EXERCISE:
Return the listing below exactly as it stands. Pictures stay out.

--- --- ---

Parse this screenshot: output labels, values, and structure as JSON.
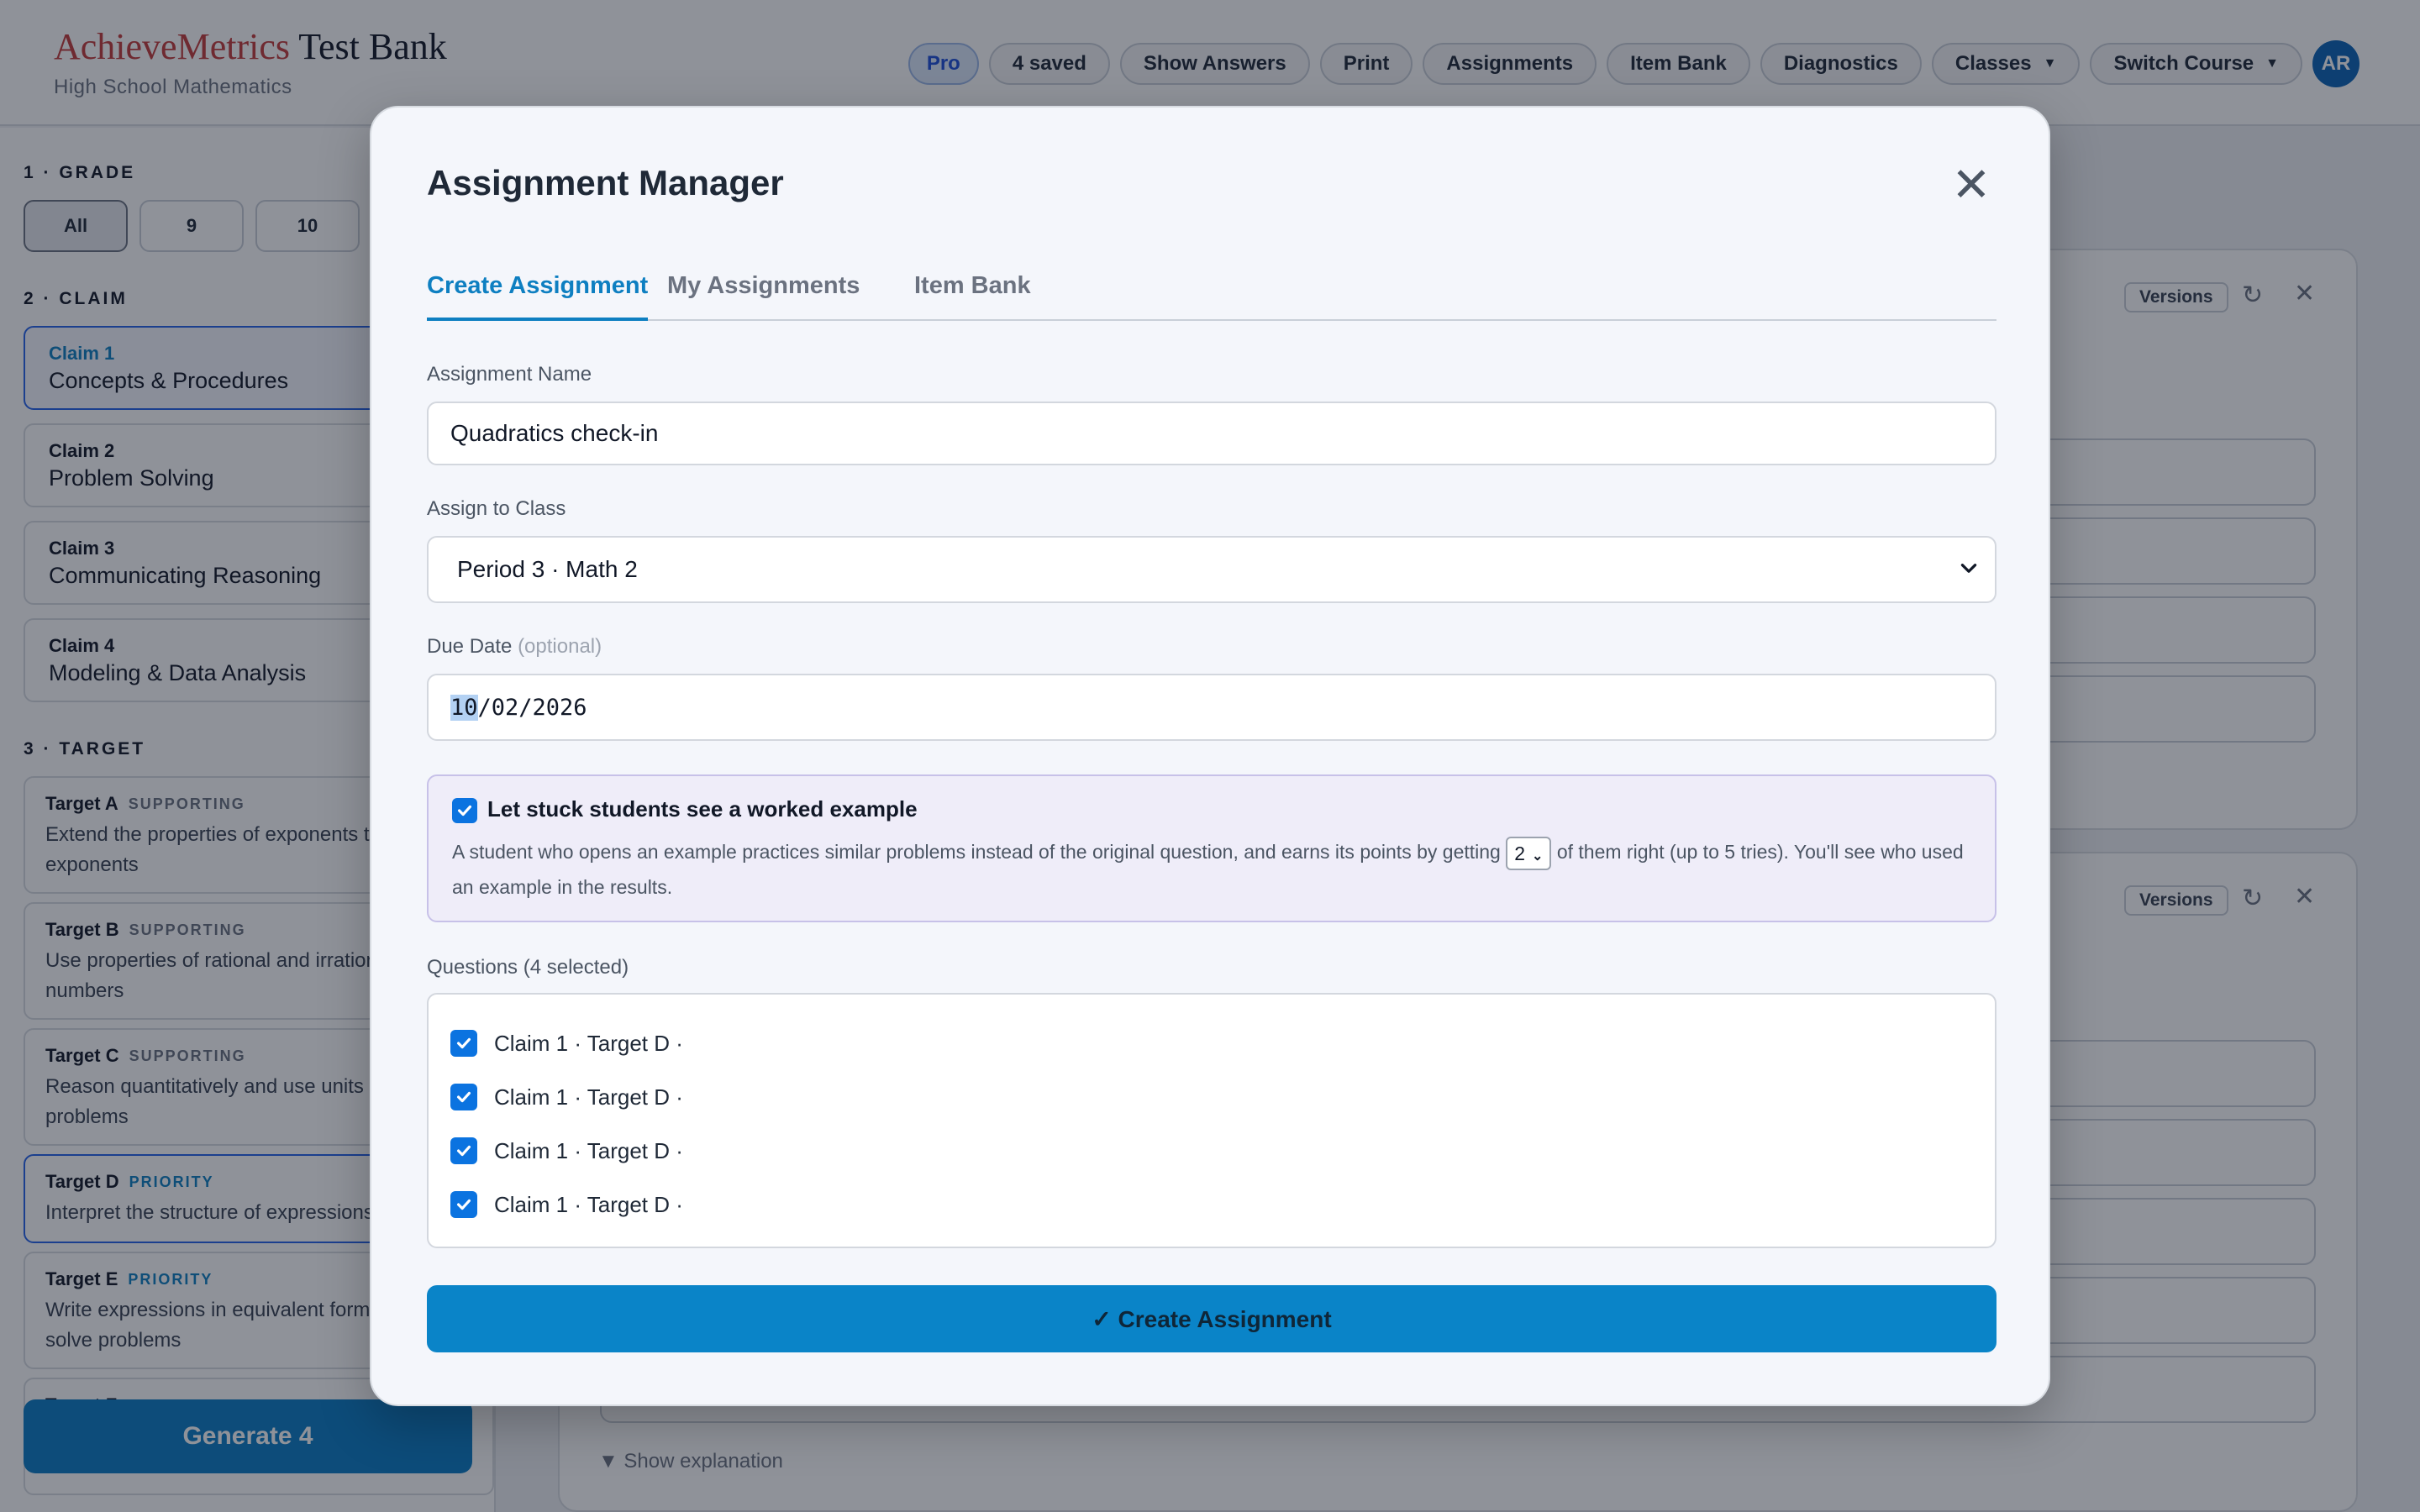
{
  "header": {
    "brand_primary": "AchieveMetrics",
    "brand_secondary": " Test Bank",
    "subtitle": "High School Mathematics",
    "plan_badge": "Pro",
    "saved": "4 saved",
    "actions": [
      "Show Answers",
      "Print",
      "Assignments",
      "Item Bank",
      "Diagnostics"
    ],
    "classes_label": "Classes",
    "switch_course_label": "Switch Course",
    "avatar_initials": "AR"
  },
  "sidebar": {
    "grade_title": "1 · GRADE",
    "grades": [
      "All",
      "9",
      "10"
    ],
    "claim_title": "2 · CLAIM",
    "claims": [
      {
        "num": "Claim 1",
        "name": "Concepts & Procedures"
      },
      {
        "num": "Claim 2",
        "name": "Problem Solving"
      },
      {
        "num": "Claim 3",
        "name": "Communicating Reasoning"
      },
      {
        "num": "Claim 4",
        "name": "Modeling & Data Analysis"
      }
    ],
    "target_title": "3 · TARGET",
    "targets": [
      {
        "name": "Target A",
        "tag": "SUPPORTING",
        "desc1": "Extend the properties of exponents to",
        "desc2": "exponents"
      },
      {
        "name": "Target B",
        "tag": "SUPPORTING",
        "desc1": "Use properties of rational and irrational",
        "desc2": "numbers"
      },
      {
        "name": "Target C",
        "tag": "SUPPORTING",
        "desc1": "Reason quantitatively and use units to",
        "desc2": "problems"
      },
      {
        "name": "Target D",
        "tag": "PRIORITY",
        "desc1": "Interpret the structure of expressions",
        "desc2": ""
      },
      {
        "name": "Target E",
        "tag": "PRIORITY",
        "desc1": "Write expressions in equivalent forms to",
        "desc2": "solve problems"
      },
      {
        "name": "Target F",
        "tag": "PRIORITY",
        "desc1": "",
        "desc2": ""
      }
    ],
    "generate_label": "Generate 4"
  },
  "background": {
    "versions_label": "Versions",
    "show_explanation": "▼ Show explanation"
  },
  "modal": {
    "title": "Assignment Manager",
    "close_glyph": "✕",
    "tabs": [
      "Create Assignment",
      "My Assignments",
      "Item Bank"
    ],
    "name_label": "Assignment Name",
    "name_value": "Quadratics check-in",
    "class_label": "Assign to Class",
    "class_value": "Period 3 · Math 2",
    "due_label": "Due Date",
    "due_optional": "(optional)",
    "due_month": "10",
    "due_rest": "/02/2026",
    "worked_title": "Let stuck students see a worked example",
    "worked_desc_before": "A student who opens an example practices similar problems instead of the original question, and earns its points by getting",
    "worked_count": "2",
    "worked_desc_after": "of them right (up to 5 tries). You'll see who used an example in the results.",
    "questions_label": "Questions (4 selected)",
    "questions": [
      "Claim 1 · Target D ·",
      "Claim 1 · Target D ·",
      "Claim 1 · Target D ·",
      "Claim 1 · Target D ·"
    ],
    "create_label": "✓ Create Assignment"
  },
  "colors": {
    "accent": "#0e7fc1",
    "brand_red": "#c23b3b",
    "overlay": "rgba(17,24,39,0.47)",
    "checkbox": "#0b73e0",
    "primary_button": "#0a84c8"
  },
  "icons": [
    "close-icon",
    "chevron-down-icon",
    "checkmark-icon",
    "refresh-icon",
    "caret-down-icon"
  ]
}
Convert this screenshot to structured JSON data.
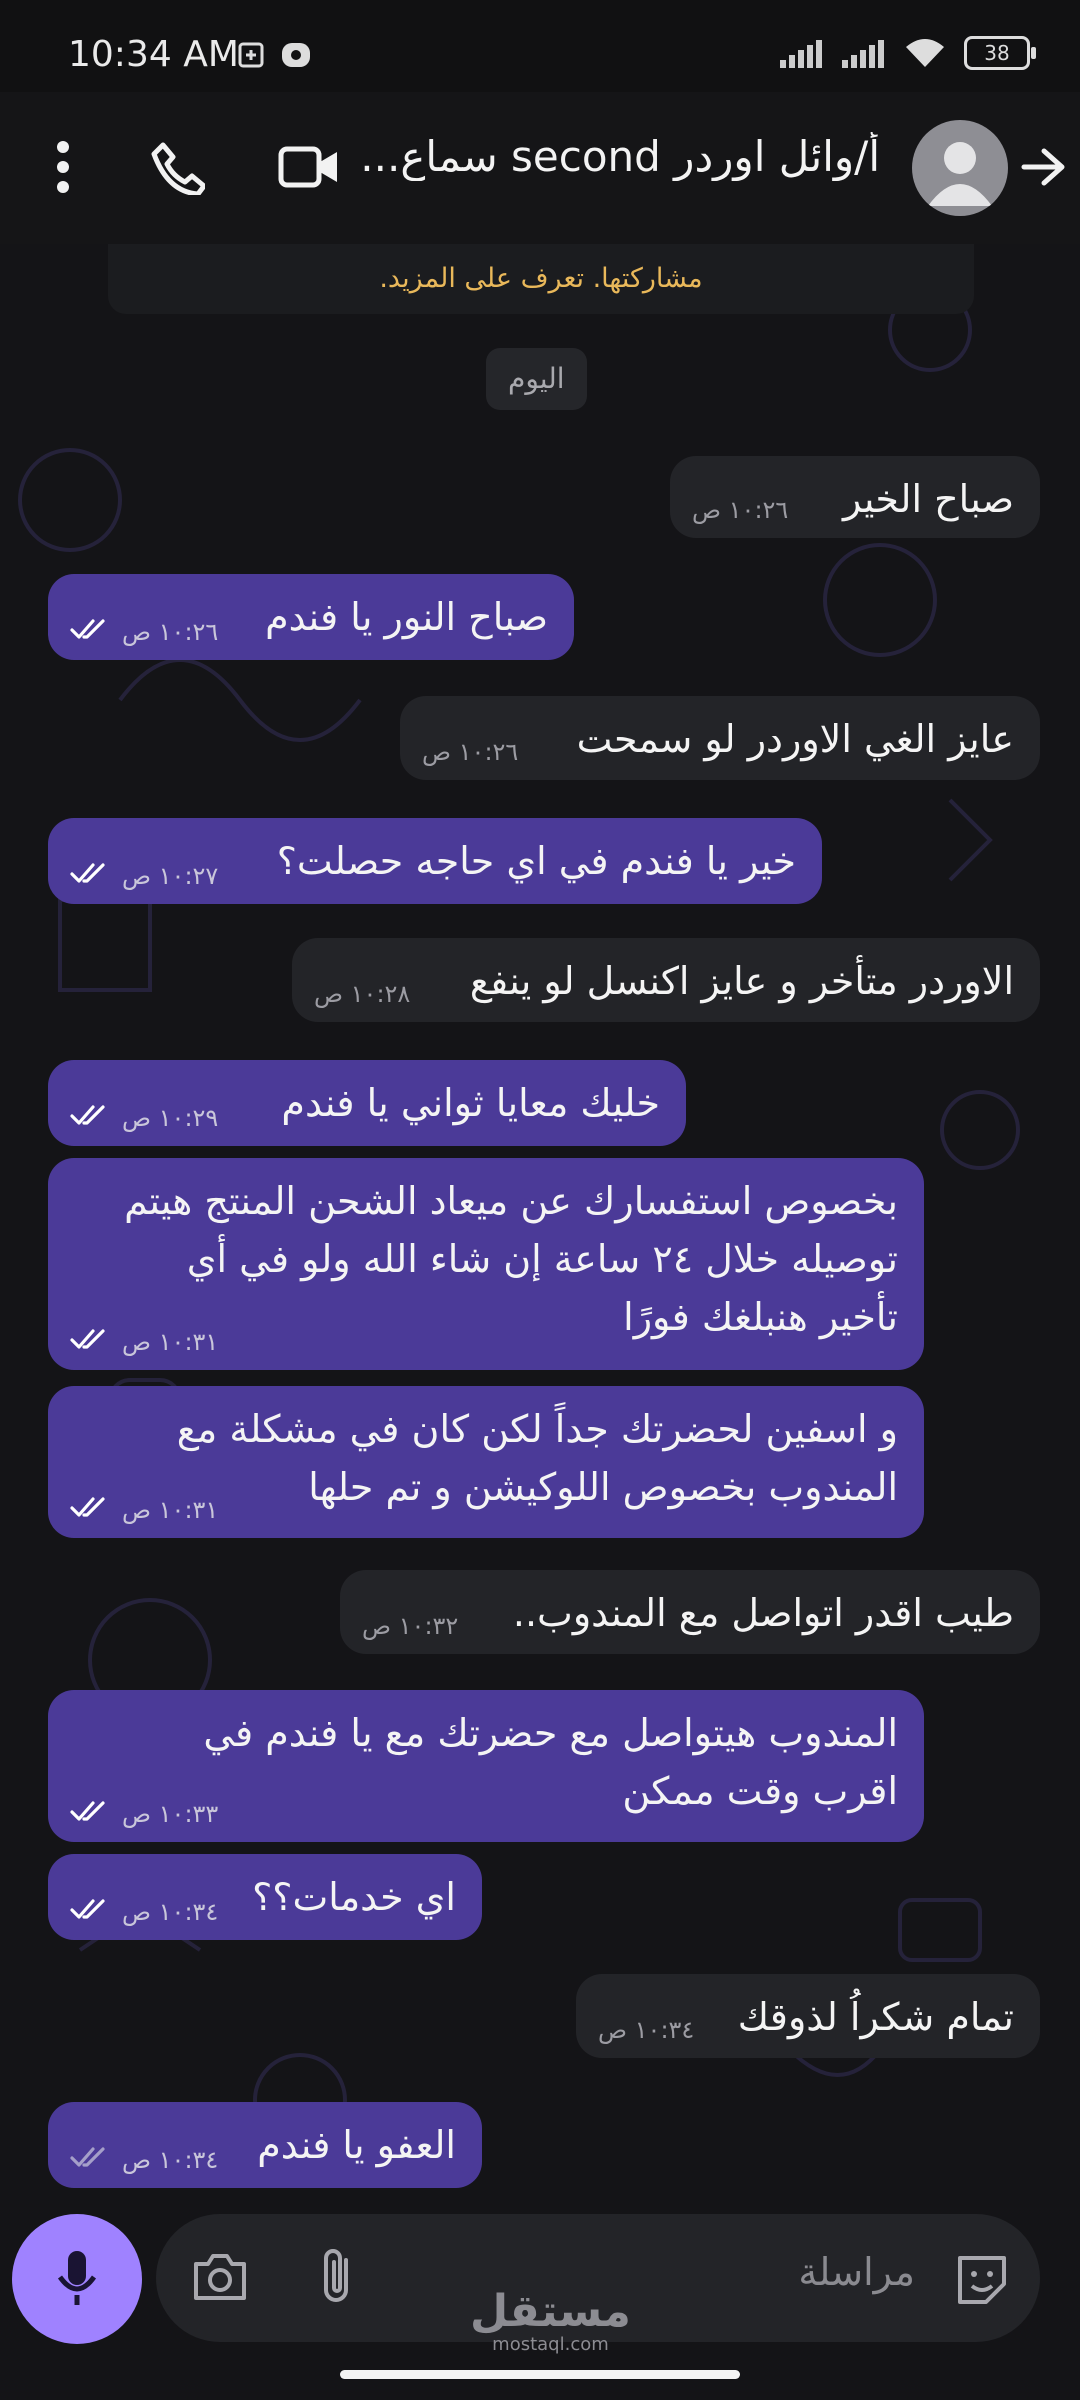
{
  "status_bar": {
    "time": "10:34 AM",
    "battery": "38"
  },
  "header": {
    "contact_name": "أ/وائل اوردر second سماع..."
  },
  "notice": {
    "text": "مشاركتها. تعرف على المزيد."
  },
  "date_chip": "اليوم",
  "messages": [
    {
      "dir": "in",
      "lines": [
        "صباح الخير"
      ],
      "time": "١٠:٢٦ ص"
    },
    {
      "dir": "out",
      "lines": [
        "صباح النور يا فندم"
      ],
      "time": "١٠:٢٦ ص",
      "status": "read"
    },
    {
      "dir": "in",
      "lines": [
        "عايز الغي الاوردر لو سمحت"
      ],
      "time": "١٠:٢٦ ص"
    },
    {
      "dir": "out",
      "lines": [
        "خير يا فندم في اي حاجه حصلت؟"
      ],
      "time": "١٠:٢٧ ص",
      "status": "read"
    },
    {
      "dir": "in",
      "lines": [
        "الاوردر متأخر و عايز اكنسل لو ينفع"
      ],
      "time": "١٠:٢٨ ص"
    },
    {
      "dir": "out",
      "lines": [
        "خليك معايا ثواني يا فندم"
      ],
      "time": "١٠:٢٩ ص",
      "status": "read"
    },
    {
      "dir": "out",
      "lines": [
        "بخصوص استفسارك عن ميعاد الشحن المنتج هيتم",
        "توصيله خلال ٢٤ ساعة إن شاء الله ولو في أي",
        "تأخير هنبلغك فورًا"
      ],
      "time": "١٠:٣١ ص",
      "status": "read"
    },
    {
      "dir": "out",
      "lines": [
        "و اسفين لحضرتك جداً لكن كان في مشكلة مع",
        "المندوب بخصوص اللوكيشن و تم حلها"
      ],
      "time": "١٠:٣١ ص",
      "status": "read"
    },
    {
      "dir": "in",
      "lines": [
        "طيب اقدر اتواصل مع المندوب.."
      ],
      "time": "١٠:٣٢ ص"
    },
    {
      "dir": "out",
      "lines": [
        "المندوب هيتواصل مع حضرتك مع يا فندم في",
        "اقرب وقت ممكن"
      ],
      "time": "١٠:٣٣ ص",
      "status": "read"
    },
    {
      "dir": "out",
      "lines": [
        "اي خدمات؟؟"
      ],
      "time": "١٠:٣٤ ص",
      "status": "read"
    },
    {
      "dir": "in",
      "lines": [
        "تمام شكراُ لذوقك"
      ],
      "time": "١٠:٣٤ ص"
    },
    {
      "dir": "out",
      "lines": [
        "العفو يا فندم"
      ],
      "time": "١٠:٣٤ ص",
      "status": "delivered"
    }
  ],
  "composer": {
    "placeholder": "مراسلة"
  },
  "watermark": {
    "arabic": "مستقل",
    "latin": "mostaql.com"
  },
  "colors": {
    "outgoing": "#4b3a98",
    "incoming": "#232428",
    "mic": "#9f82ff",
    "notice": "#e9b85a"
  }
}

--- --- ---

REPLY TO THE EXERCISE:
Parse this screenshot: output labels, values, and structure as JSON.
{
  "header": {
    "brand_primary": "AchieveMetrics",
    "brand_secondary": " Test Bank",
    "subtitle": "High School Mathematics",
    "plan_badge": "Pro",
    "saved": "4 saved",
    "actions": [
      "Show Answers",
      "Print",
      "Assignments",
      "Item Bank",
      "Diagnostics"
    ],
    "classes_label": "Classes",
    "switch_course_label": "Switch Course",
    "avatar_initials": "AR"
  },
  "sidebar": {
    "grade_title": "1 · GRADE",
    "grades": [
      "All",
      "9",
      "10"
    ],
    "claim_title": "2 · CLAIM",
    "claims": [
      {
        "num": "Claim 1",
        "name": "Concepts & Procedures"
      },
      {
        "num": "Claim 2",
        "name": "Problem Solving"
      },
      {
        "num": "Claim 3",
        "name": "Communicating Reasoning"
      },
      {
        "num": "Claim 4",
        "name": "Modeling & Data Analysis"
      }
    ],
    "target_title": "3 · TARGET",
    "targets": [
      {
        "name": "Target A",
        "tag": "SUPPORTING",
        "desc1": "Extend the properties of exponents to",
        "desc2": "exponents"
      },
      {
        "name": "Target B",
        "tag": "SUPPORTING",
        "desc1": "Use properties of rational and irrational",
        "desc2": "numbers"
      },
      {
        "name": "Target C",
        "tag": "SUPPORTING",
        "desc1": "Reason quantitatively and use units to",
        "desc2": "problems"
      },
      {
        "name": "Target D",
        "tag": "PRIORITY",
        "desc1": "Interpret the structure of expressions",
        "desc2": ""
      },
      {
        "name": "Target E",
        "tag": "PRIORITY",
        "desc1": "Write expressions in equivalent forms to",
        "desc2": "solve problems"
      },
      {
        "name": "Target F",
        "tag": "PRIORITY",
        "desc1": "",
        "desc2": ""
      }
    ],
    "generate_label": "Generate 4"
  },
  "background": {
    "versions_label": "Versions",
    "show_explanation": "▼ Show explanation"
  },
  "modal": {
    "title": "Assignment Manager",
    "close_glyph": "✕",
    "tabs": [
      "Create Assignment",
      "My Assignments",
      "Item Bank"
    ],
    "name_label": "Assignment Name",
    "name_value": "Quadratics check-in",
    "class_label": "Assign to Class",
    "class_value": "Period 3 · Math 2",
    "due_label": "Due Date",
    "due_optional": "(optional)",
    "due_month": "10",
    "due_rest": "/02/2026",
    "worked_title": "Let stuck students see a worked example",
    "worked_desc_before": "A student who opens an example practices similar problems instead of the original question, and earns its points by getting",
    "worked_count": "2",
    "worked_desc_after": "of them right (up to 5 tries). You'll see who used an example in the results.",
    "questions_label": "Questions (4 selected)",
    "questions": [
      "Claim 1 · Target D ·",
      "Claim 1 · Target D ·",
      "Claim 1 · Target D ·",
      "Claim 1 · Target D ·"
    ],
    "create_label": "✓ Create Assignment"
  },
  "colors": {
    "accent": "#0e7fc1",
    "brand_red": "#c23b3b",
    "overlay": "rgba(17,24,39,0.47)",
    "checkbox": "#0b73e0",
    "primary_button": "#0a84c8"
  },
  "icons": [
    "close-icon",
    "chevron-down-icon",
    "checkmark-icon",
    "refresh-icon",
    "caret-down-icon"
  ]
}
Convert this screenshot to structured JSON data.
{
  "status_bar": {
    "time": "10:34 AM",
    "battery": "38"
  },
  "header": {
    "contact_name": "أ/وائل اوردر second سماع..."
  },
  "notice": {
    "text": "مشاركتها. تعرف على المزيد."
  },
  "date_chip": "اليوم",
  "messages": [
    {
      "dir": "in",
      "lines": [
        "صباح الخير"
      ],
      "time": "١٠:٢٦ ص"
    },
    {
      "dir": "out",
      "lines": [
        "صباح النور يا فندم"
      ],
      "time": "١٠:٢٦ ص",
      "status": "read"
    },
    {
      "dir": "in",
      "lines": [
        "عايز الغي الاوردر لو سمحت"
      ],
      "time": "١٠:٢٦ ص"
    },
    {
      "dir": "out",
      "lines": [
        "خير يا فندم في اي حاجه حصلت؟"
      ],
      "time": "١٠:٢٧ ص",
      "status": "read"
    },
    {
      "dir": "in",
      "lines": [
        "الاوردر متأخر و عايز اكنسل لو ينفع"
      ],
      "time": "١٠:٢٨ ص"
    },
    {
      "dir": "out",
      "lines": [
        "خليك معايا ثواني يا فندم"
      ],
      "time": "١٠:٢٩ ص",
      "status": "read"
    },
    {
      "dir": "out",
      "lines": [
        "بخصوص استفسارك عن ميعاد الشحن المنتج هيتم",
        "توصيله خلال ٢٤ ساعة إن شاء الله ولو في أي",
        "تأخير هنبلغك فورًا"
      ],
      "time": "١٠:٣١ ص",
      "status": "read"
    },
    {
      "dir": "out",
      "lines": [
        "و اسفين لحضرتك جداً لكن كان في مشكلة مع",
        "المندوب بخصوص اللوكيشن و تم حلها"
      ],
      "time": "١٠:٣١ ص",
      "status": "read"
    },
    {
      "dir": "in",
      "lines": [
        "طيب اقدر اتواصل مع المندوب.."
      ],
      "time": "١٠:٣٢ ص"
    },
    {
      "dir": "out",
      "lines": [
        "المندوب هيتواصل مع حضرتك مع يا فندم في",
        "اقرب وقت ممكن"
      ],
      "time": "١٠:٣٣ ص",
      "status": "read"
    },
    {
      "dir": "out",
      "lines": [
        "اي خدمات؟؟"
      ],
      "time": "١٠:٣٤ ص",
      "status": "read"
    },
    {
      "dir": "in",
      "lines": [
        "تمام شكراُ لذوقك"
      ],
      "time": "١٠:٣٤ ص"
    },
    {
      "dir": "out",
      "lines": [
        "العفو يا فندم"
      ],
      "time": "١٠:٣٤ ص",
      "status": "delivered"
    }
  ],
  "composer": {
    "placeholder": "مراسلة"
  },
  "watermark": {
    "arabic": "مستقل",
    "latin": "mostaql.com"
  },
  "colors": {
    "outgoing": "#4b3a98",
    "incoming": "#232428",
    "mic": "#9f82ff",
    "notice": "#e9b85a"
  }
}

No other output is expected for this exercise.